Of course she hadn’t decided not to join the priesthood. For all her years in school, it was all she had ever been interested in, learning the full capabilities of magic and spreading the harmony of the Church to the rest of Tsubasa. It had all been going swimmingly right up until that stupid rich girl shoved herself right into her life and crystalized her heart.
And now that same heart had shattered.
No– Beatrice had shattered.
This five-day trip back to Balarand was like her own personal prison, and she deserved every second she got.
Beatrice didn’t want to think about this anymore.
She didn’t want to think about anything.

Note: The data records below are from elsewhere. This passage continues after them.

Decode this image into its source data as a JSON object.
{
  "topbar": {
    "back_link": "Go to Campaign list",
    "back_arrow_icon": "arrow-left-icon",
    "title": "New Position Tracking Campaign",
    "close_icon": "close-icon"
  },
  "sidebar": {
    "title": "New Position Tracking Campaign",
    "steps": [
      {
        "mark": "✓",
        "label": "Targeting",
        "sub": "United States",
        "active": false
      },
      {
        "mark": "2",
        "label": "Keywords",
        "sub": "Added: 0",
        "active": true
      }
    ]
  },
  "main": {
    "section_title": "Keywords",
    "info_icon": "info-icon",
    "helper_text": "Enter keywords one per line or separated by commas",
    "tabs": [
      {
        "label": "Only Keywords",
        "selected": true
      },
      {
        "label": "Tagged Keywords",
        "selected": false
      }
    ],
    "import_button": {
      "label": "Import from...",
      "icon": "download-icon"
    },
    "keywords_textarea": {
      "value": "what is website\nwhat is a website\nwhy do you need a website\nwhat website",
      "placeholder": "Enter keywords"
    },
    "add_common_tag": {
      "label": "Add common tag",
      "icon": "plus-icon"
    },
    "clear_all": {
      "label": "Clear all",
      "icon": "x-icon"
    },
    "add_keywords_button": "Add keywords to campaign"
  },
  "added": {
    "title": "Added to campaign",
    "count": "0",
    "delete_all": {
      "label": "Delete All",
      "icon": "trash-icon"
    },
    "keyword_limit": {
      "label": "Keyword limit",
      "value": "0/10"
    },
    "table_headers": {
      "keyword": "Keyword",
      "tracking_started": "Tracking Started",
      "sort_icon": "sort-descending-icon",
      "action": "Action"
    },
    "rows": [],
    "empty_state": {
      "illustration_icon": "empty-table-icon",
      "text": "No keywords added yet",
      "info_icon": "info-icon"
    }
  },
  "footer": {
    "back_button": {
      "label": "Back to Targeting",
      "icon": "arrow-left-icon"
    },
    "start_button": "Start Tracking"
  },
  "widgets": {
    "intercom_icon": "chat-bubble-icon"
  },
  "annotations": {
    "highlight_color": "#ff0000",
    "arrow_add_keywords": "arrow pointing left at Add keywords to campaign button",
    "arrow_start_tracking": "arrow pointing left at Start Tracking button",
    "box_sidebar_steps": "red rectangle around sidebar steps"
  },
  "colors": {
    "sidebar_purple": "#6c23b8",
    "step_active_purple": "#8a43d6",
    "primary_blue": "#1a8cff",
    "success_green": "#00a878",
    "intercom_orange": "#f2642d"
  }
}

And yet, it was the only thing that her mind gravitated towards. No amount of crying was going to stop that now.
Perhaps she would make it back to the city, go back to her home, look back at her family, and tell them that everything they feared about that rich girl came true. Tell them that everything they hoped for was a visage shrouded over the face of reality like a woman in a wedding veil. But, somehow, she knew she wouldn’t tell anyone else. She would carry the burden all by herself because that’s all she ever knew how to do.
All this time, Beatrice had felt so conflicted, so divided about the Will of the Gods, to the point that maybe she wasn’t even sure if they were… Gods, she was so sorry for everything. To think she would be so deluded. So deluded to think that she could go down the path to priesthood and then turn away at the last second… All for some girl. She lied to that girl and broke her heart.
And at the same time, her own heart had already crumbled into dust, swept away by the icy winds.
Beatrice picked up the metallic box sitting across from her. It was the present that Emi had made for her, that she had tinkered on for ages, that she had designed completely on her own from the parts up, that she had cried about when she didn’t think she’d finish on time, that she made specifically for her.
She cranked the lever and watched the animation play out, the figure walking and then jumping over a hill. It was beautiful. It was like magic, the way the image seemed to move all on its own.
And then Beatrice dropped it.
At that moment, and for the rest of her life, Beatrice would never be able to remember the truth. She would never be able to know for sure whether it was on accident, or whether it was on purpose–whether it slipped from her feeble hands, or whether it was tossed down with the strength of her arms.
The intention was irrelevant, because seconds later, it collided with the floor of the carriage and broke apart into countless tiny gears, springs, and other unrecognizable pieces.
Whatever the intention was, Emi’s machine was now Beatrice’s heart.
Later, the caravan stopped for a rest break and the hordes of rich people left their carriages to stretch their legs and relieve themselves. Beatrice saw Emi in the distance, just the back of her long, dark hair. It was only a one-second glimpse before Beatrice turned away to look elsewhere. She was sure nobody else had noticed. But deep inside of her, in the gap where her heart used to be, in the remains of the machine she had broken, welled up a brand-new sense that she had never felt before, but nonetheless instantly recognized: shame.
Beatrice hated Emi almost as much as she hated herself.